NPM Update

Everything breaks sometimes

You know that messsage which has been prompting you that found 14 vulnerabilities (9 low, 5 high) in 22292 scanned packages every time you run npm install or npm update, well, you really should update them. That of course is an easy task, the hard part is piecing together all the broken bits afterwards.

NPM update

This command will update all the packages listed to the latest version (specified by the tag config), respecting semver. src

The first step is to run npm update on a regular basis. This should be safe as it respects sepmantic versioning which should not bring in breaking changes so long as your tags are setup correctly. This should be the case if you’ve left them as default.
Of course this may not be the latest versions and further steps are required in this case.

NPM outdated

This command will check the registry to see if any (or, specific) installed packages are currently outdated. src

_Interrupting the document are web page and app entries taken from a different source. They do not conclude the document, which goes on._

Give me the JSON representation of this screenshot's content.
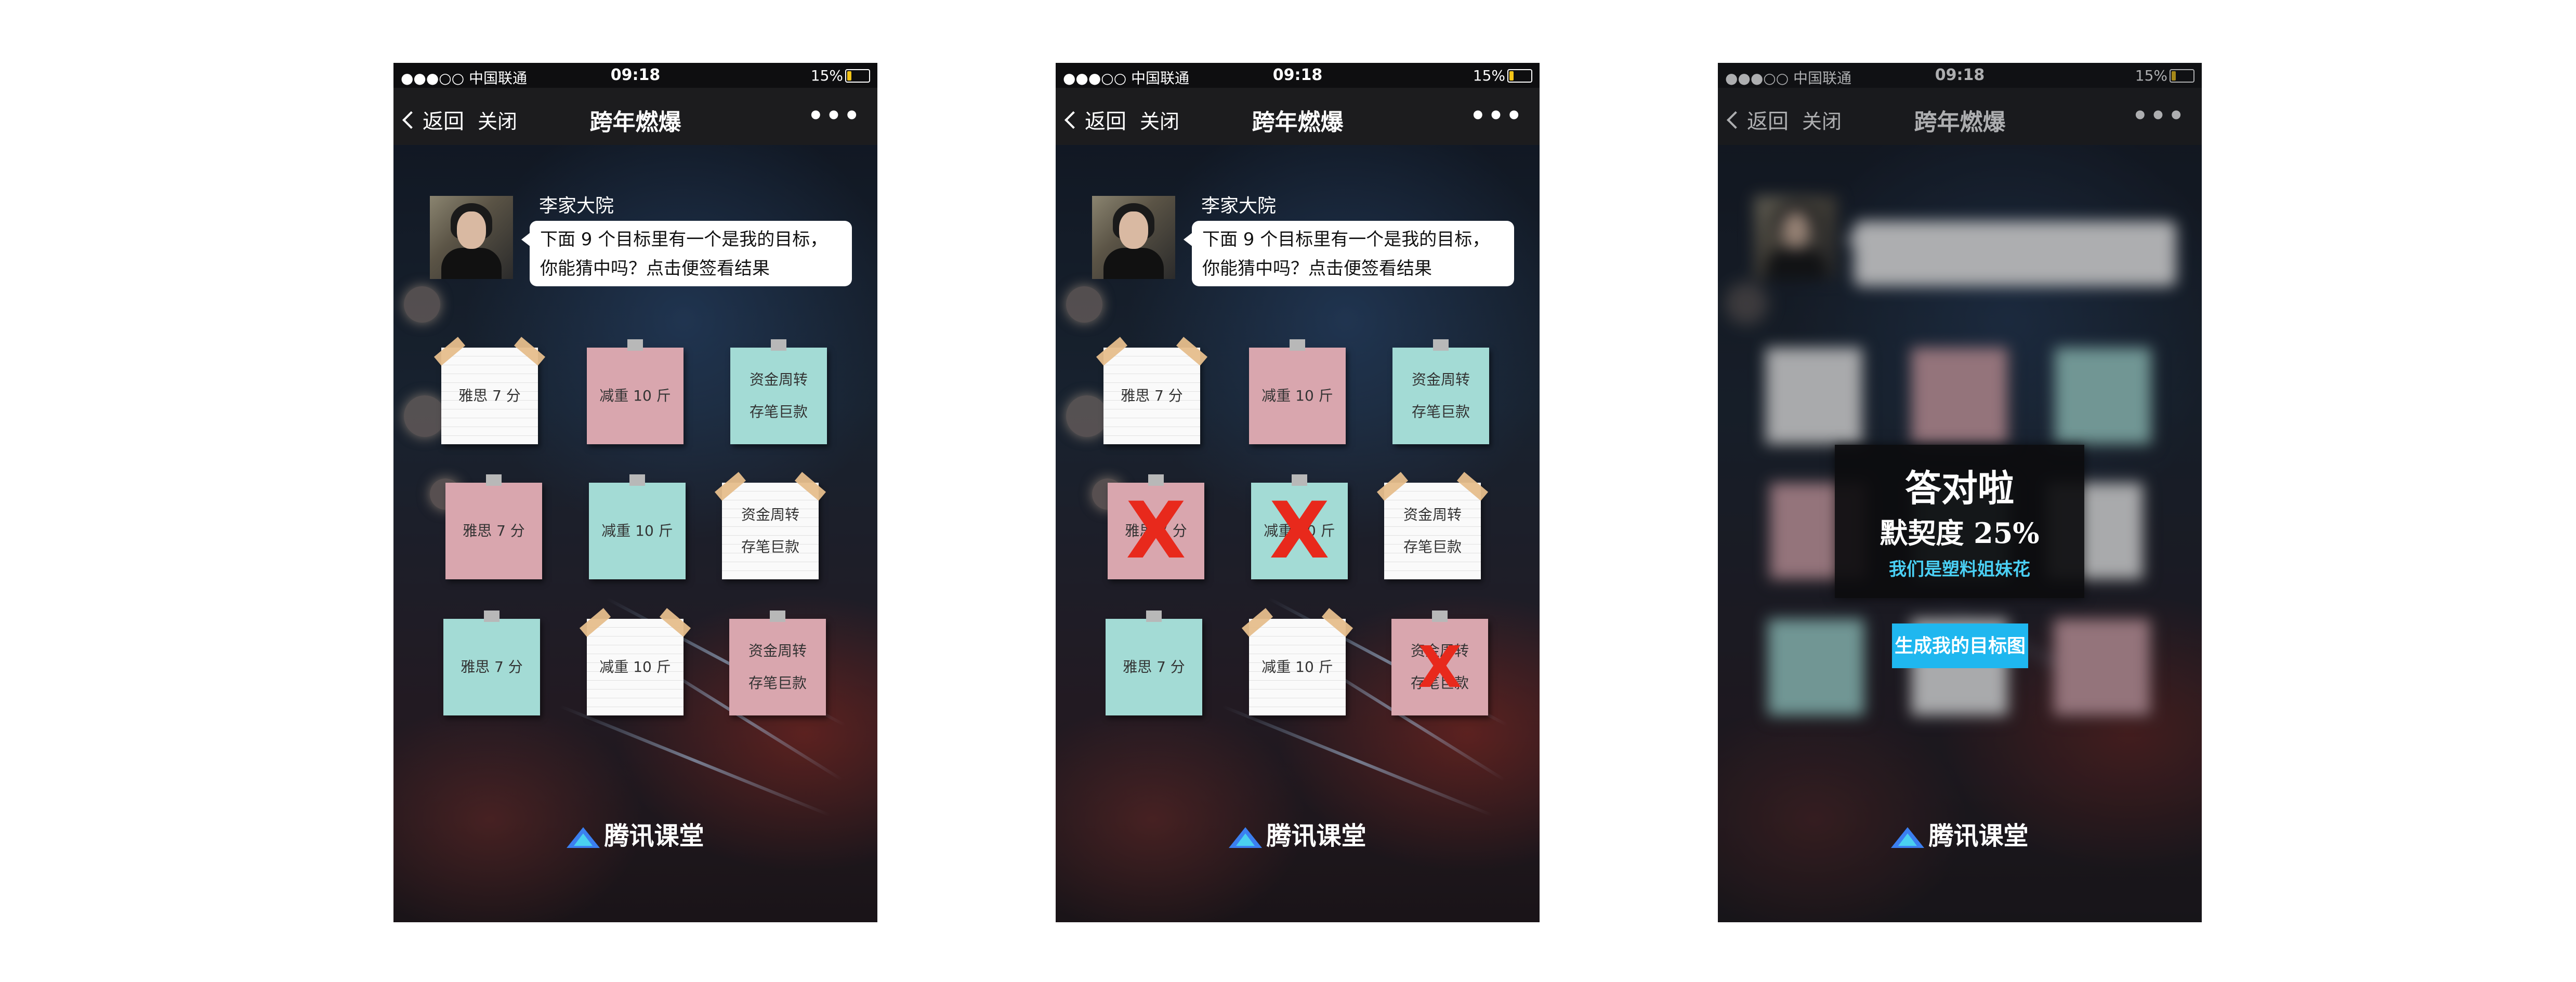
{
  "status_bar": {
    "carrier": "●●●○○ 中国联通",
    "time": "09:18",
    "battery": "15%"
  },
  "nav": {
    "back": "返回",
    "close": "关闭",
    "title": "跨年燃爆",
    "more": "•••"
  },
  "chat": {
    "sender": "李家大院",
    "line1": "下面 9 个目标里有一个是我的目标，",
    "line2": "你能猜中吗？点击便签看结果"
  },
  "notes": {
    "ielts": "雅思 7 分",
    "weight": "减重 10 斤",
    "money_1": "资金周转",
    "money_2": "存笔巨款"
  },
  "x_mark": "X",
  "brand": "腾讯课堂",
  "result": {
    "title": "答对啦",
    "score": "默契度 25%",
    "subtitle": "我们是塑料姐妹花",
    "button": "生成我的目标图"
  },
  "colors": {
    "pink_note": "#d9a6ae",
    "teal_note": "#a3dbd5",
    "accent": "#1fb7ef",
    "x_red": "#e8291c"
  }
}
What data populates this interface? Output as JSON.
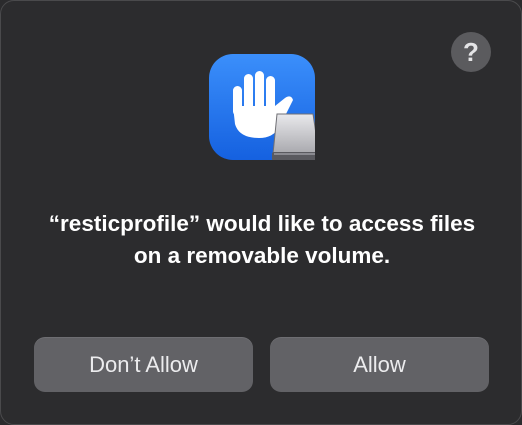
{
  "dialog": {
    "help_label": "?",
    "icon_name": "privacy-hand-removable-drive-icon",
    "message": "“resticprofile” would like to access files on a removable volume.",
    "buttons": {
      "dont_allow": "Don’t Allow",
      "allow": "Allow"
    }
  },
  "colors": {
    "dialog_background": "#2c2c2e",
    "button_background": "#626266",
    "help_button_background": "#5b5b5e",
    "icon_blue": "#1f72e8"
  }
}
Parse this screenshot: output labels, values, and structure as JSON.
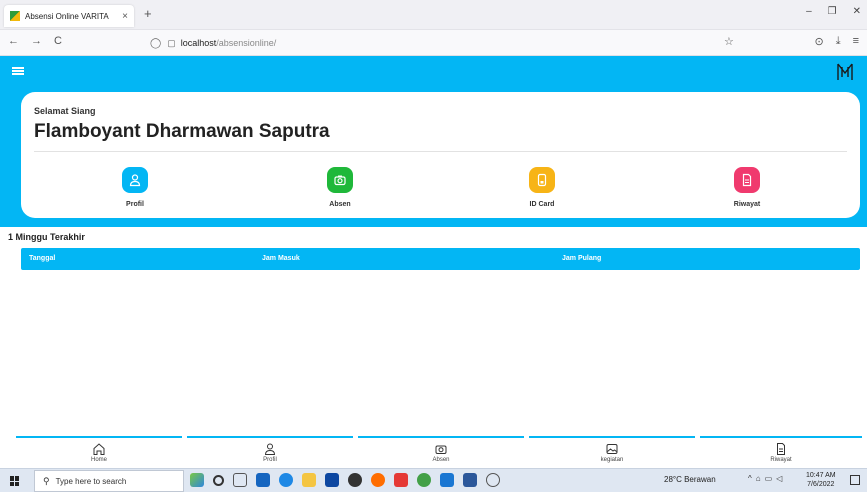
{
  "browser": {
    "tab_title": "Absensi Online VARITA",
    "tab_close": "×",
    "new_tab": "+",
    "url_host": "localhost",
    "url_path": "/absensionline/",
    "nav": {
      "back": "←",
      "forward": "→",
      "reload": "C"
    },
    "window_controls": {
      "minimize": "–",
      "restore": "❐",
      "close": "✕"
    },
    "tools": {
      "bookmark": "☆",
      "pocket": "⊙",
      "download": "⤓",
      "menu": "≡"
    }
  },
  "app": {
    "accent_color": "#03b6f4",
    "greeting": "Selamat Siang",
    "user_name": "Flamboyant Dharmawan Saputra",
    "menu": [
      {
        "label": "Profil",
        "icon": "person-icon",
        "color": "#03b6f4"
      },
      {
        "label": "Absen",
        "icon": "camera-icon",
        "color": "#1fb83a"
      },
      {
        "label": "ID Card",
        "icon": "id-card-icon",
        "color": "#f7b416"
      },
      {
        "label": "Riwayat",
        "icon": "document-icon",
        "color": "#f03a6e"
      }
    ],
    "history": {
      "section_title": "1 Minggu Terakhir",
      "columns": [
        "Tanggal",
        "Jam Masuk",
        "Jam Pulang"
      ]
    },
    "bottom_nav": [
      {
        "label": "Home",
        "icon": "home-icon"
      },
      {
        "label": "Profil",
        "icon": "person-icon"
      },
      {
        "label": "Absen",
        "icon": "camera-icon"
      },
      {
        "label": "kegiatan",
        "icon": "gallery-icon"
      },
      {
        "label": "Riwayat",
        "icon": "document-icon"
      }
    ]
  },
  "taskbar": {
    "search_placeholder": "Type here to search",
    "weather": "28°C Berawan",
    "time": "10:47 AM",
    "date": "7/6/2022"
  }
}
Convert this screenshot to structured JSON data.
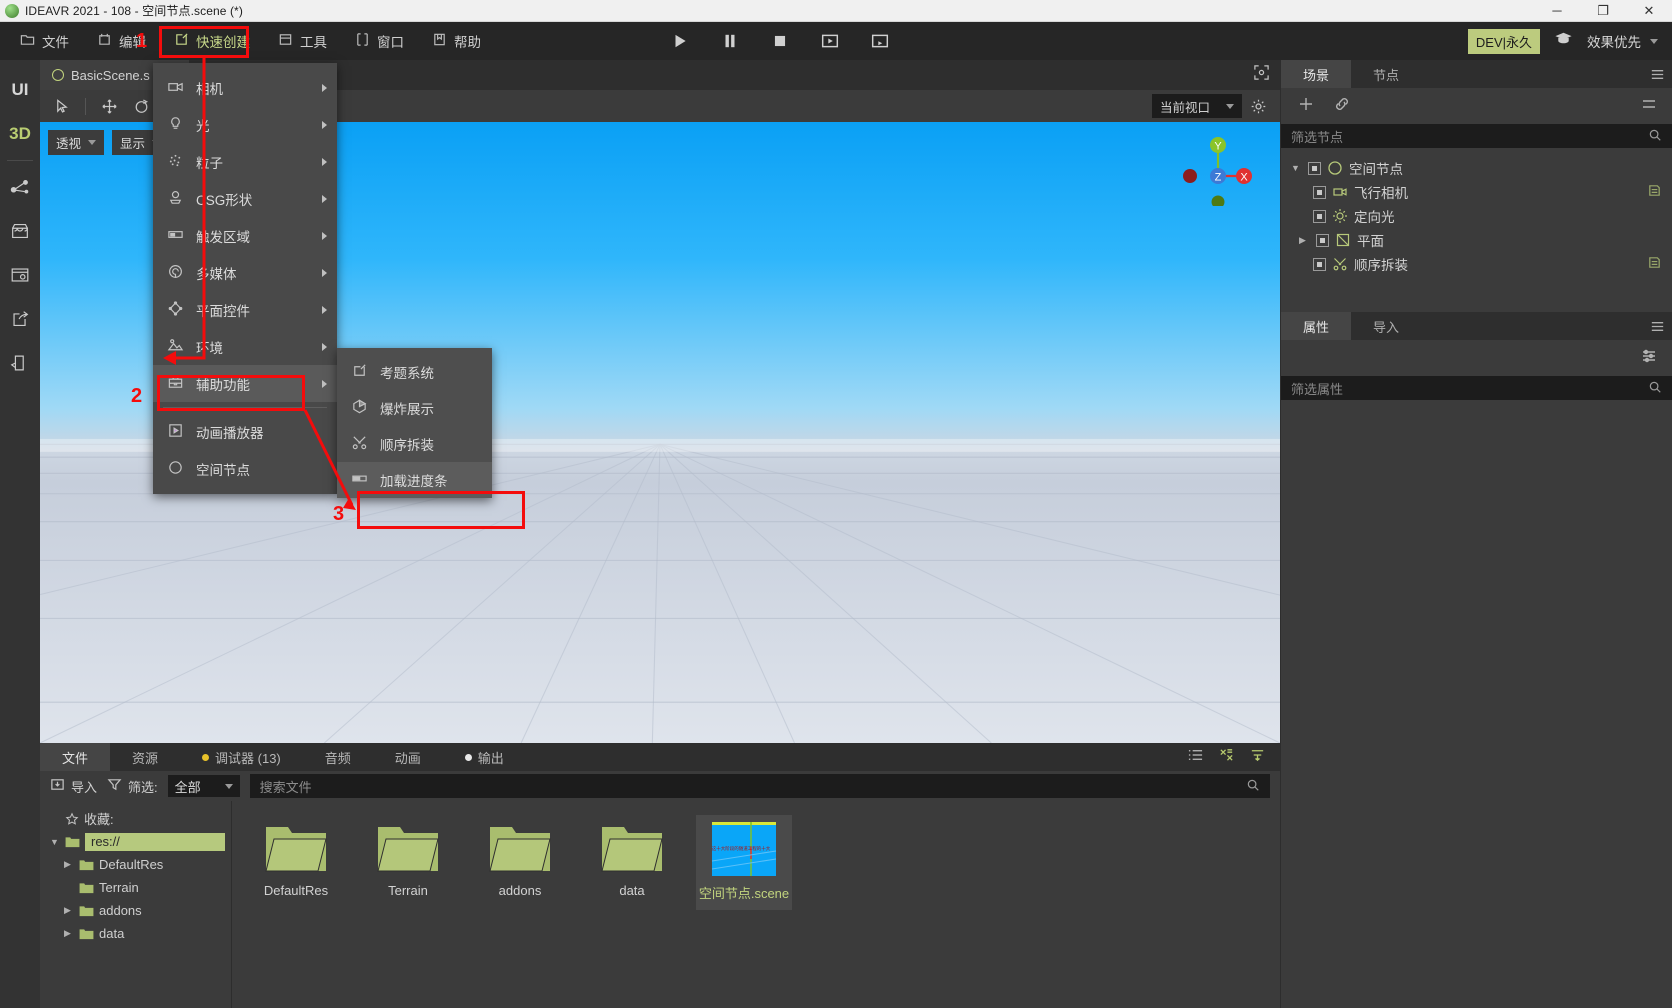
{
  "window": {
    "title": "IDEAVR 2021 - 108 - 空间节点.scene (*)",
    "minimize": "─",
    "maximize": "❐",
    "close": "✕"
  },
  "menubar": {
    "items": [
      {
        "label": "文件",
        "icon": "folder-icon"
      },
      {
        "label": "编辑",
        "icon": "edit-icon"
      },
      {
        "label": "快速创建",
        "icon": "quick-create-icon"
      },
      {
        "label": "工具",
        "icon": "tools-icon"
      },
      {
        "label": "窗口",
        "icon": "window-icon"
      },
      {
        "label": "帮助",
        "icon": "help-icon"
      }
    ],
    "play_controls": [
      "play-icon",
      "pause-icon",
      "stop-icon",
      "play-scene-icon",
      "play-custom-scene-icon"
    ],
    "dev_badge": "DEV|永久",
    "cap_icon": "graduation-cap-icon",
    "effect_select": "效果优先"
  },
  "quick_create_menu": {
    "items": [
      {
        "label": "相机",
        "icon": "camera-icon",
        "has_submenu": true
      },
      {
        "label": "光",
        "icon": "light-icon",
        "has_submenu": true
      },
      {
        "label": "粒子",
        "icon": "particle-icon",
        "has_submenu": true
      },
      {
        "label": "CSG形状",
        "icon": "csg-shape-icon",
        "has_submenu": true
      },
      {
        "label": "触发区域",
        "icon": "trigger-area-icon",
        "has_submenu": true
      },
      {
        "label": "多媒体",
        "icon": "multimedia-icon",
        "has_submenu": true
      },
      {
        "label": "平面控件",
        "icon": "plane-widget-icon",
        "has_submenu": true
      },
      {
        "label": "环境",
        "icon": "environment-icon",
        "has_submenu": true
      },
      {
        "label": "辅助功能",
        "icon": "assist-function-icon",
        "has_submenu": true,
        "selected": true
      }
    ],
    "items_after_sep": [
      {
        "label": "动画播放器",
        "icon": "animation-player-icon"
      },
      {
        "label": "空间节点",
        "icon": "spatial-node-icon"
      }
    ]
  },
  "assist_submenu": {
    "items": [
      {
        "label": "考题系统",
        "icon": "exam-system-icon"
      },
      {
        "label": "爆炸展示",
        "icon": "explode-view-icon"
      },
      {
        "label": "顺序拆装",
        "icon": "sequence-assembly-icon"
      },
      {
        "label": "加载进度条",
        "icon": "loading-progress-bar-icon",
        "highlighted": true
      }
    ]
  },
  "annotations": [
    {
      "number": "1"
    },
    {
      "number": "2"
    },
    {
      "number": "3"
    }
  ],
  "left_rail": {
    "items": [
      {
        "label": "UI",
        "type": "text"
      },
      {
        "label": "3D",
        "type": "text",
        "active": true
      },
      {
        "label": "",
        "icon": "node-graph-icon"
      },
      {
        "label": "",
        "icon": "store-icon"
      },
      {
        "label": "",
        "icon": "browser-settings-icon"
      },
      {
        "label": "",
        "icon": "share-export-icon"
      },
      {
        "label": "",
        "icon": "import-door-icon"
      }
    ]
  },
  "scene_tabs": {
    "tabs": [
      {
        "label": "BasicScene.s",
        "icon": "scene-circle-icon",
        "close": "✕"
      }
    ],
    "add": "+",
    "right_icon": "fullscreen-icon"
  },
  "viewport_toolbar": {
    "tools": [
      "select-icon",
      "move-icon",
      "rotate-icon",
      "scale-icon",
      "transform-icon"
    ],
    "view_select": "当前视口",
    "settings_icon": "gear-icon",
    "perspective_label": "透视",
    "display_label": "显示"
  },
  "gizmo": {
    "x": "X",
    "y": "Y",
    "z": "Z"
  },
  "dock": {
    "tabs": [
      {
        "label": "文件",
        "active": true
      },
      {
        "label": "资源",
        "active": false
      },
      {
        "label": "调试器 (13)",
        "active": false,
        "dot": "#e8c22a"
      },
      {
        "label": "音频",
        "active": false
      },
      {
        "label": "动画",
        "active": false
      },
      {
        "label": "输出",
        "active": false,
        "dot": "#e8e8e8"
      }
    ],
    "right_icons": [
      "list-view-icon",
      "grid-view-icon",
      "sort-icon"
    ],
    "toolbar": {
      "import_label": "导入",
      "filter_label": "筛选:",
      "filter_value": "全部",
      "search_placeholder": "搜索文件"
    },
    "tree": {
      "favorites_label": "收藏:",
      "items": [
        {
          "label": "res://",
          "depth": 0,
          "expanded": true,
          "selected": true
        },
        {
          "label": "DefaultRes",
          "depth": 1,
          "expandable": true
        },
        {
          "label": "Terrain",
          "depth": 1,
          "expandable": false
        },
        {
          "label": "addons",
          "depth": 1,
          "expandable": true
        },
        {
          "label": "data",
          "depth": 1,
          "expandable": true
        }
      ]
    },
    "files": [
      {
        "label": "DefaultRes",
        "type": "folder"
      },
      {
        "label": "Terrain",
        "type": "folder"
      },
      {
        "label": "addons",
        "type": "folder"
      },
      {
        "label": "data",
        "type": "folder"
      },
      {
        "label": "空间节点.scene",
        "type": "scene",
        "selected": true
      }
    ]
  },
  "right_panel": {
    "top_tabs": [
      {
        "label": "场景",
        "active": true
      },
      {
        "label": "节点",
        "active": false
      }
    ],
    "top_menu_icon": "hamburger-icon",
    "toolbar_icons": [
      "add-node-icon",
      "link-icon"
    ],
    "node_filter_placeholder": "筛选节点",
    "nodes": [
      {
        "label": "空间节点",
        "depth": 0,
        "icon": "spatial-node-icon",
        "expanded": true,
        "tail": null
      },
      {
        "label": "飞行相机",
        "depth": 1,
        "icon": "camera-icon",
        "tail": "script-icon"
      },
      {
        "label": "定向光",
        "depth": 1,
        "icon": "sun-icon",
        "tail": null
      },
      {
        "label": "平面",
        "depth": 1,
        "icon": "plane-icon",
        "expandable": true,
        "tail": null
      },
      {
        "label": "顺序拆装",
        "depth": 1,
        "icon": "sequence-assembly-icon",
        "tail": "script-icon"
      }
    ],
    "bottom_tabs": [
      {
        "label": "属性",
        "active": true
      },
      {
        "label": "导入",
        "active": false
      }
    ],
    "prop_tool_icon": "sliders-icon",
    "prop_filter_placeholder": "筛选属性"
  },
  "colors": {
    "accent_olive": "#b6c97e",
    "annotation_red": "#f40c0c",
    "panel_bg": "#3b3b3b",
    "menu_bg": "#494949"
  }
}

The npm outdated command will check to see if there are any packages which require upgrades, ignoring semantic versioning (semver).
I recommend running npm outdated after npm update as there may be no output in which case further steps are not needed and then it must be caffeine time.
If output is produced then there are a couple of options to upgrade packages.

  1. Overwrite each packages version tag with *
    After this, run npm update which will then download the latest version of each package and update the version tag again to default. NOTE: I’m not sure exactly what controls the default version tag behaviour, any further explanation welcome in the comments
    * >> npm update
  2. Use the npm-check-updates (ncu) package.
    This can be installed globally for easy use among multiple projects.
    npm install -g npm-check-updates.
    Then run ncu in your package.json directory. This will output a list of packages which can be updated.
    Once you’ve checked for available updates, you can apply them with ncu -u which will update your package.json with the latest versions, then run npm i which will download the relevant versions for your package.json This option is slightly more involved but can save time with a large number of packages.
    ncu -u >> npm i


You’re now done, kick off your tests and go have a coffee

About the author

John Baro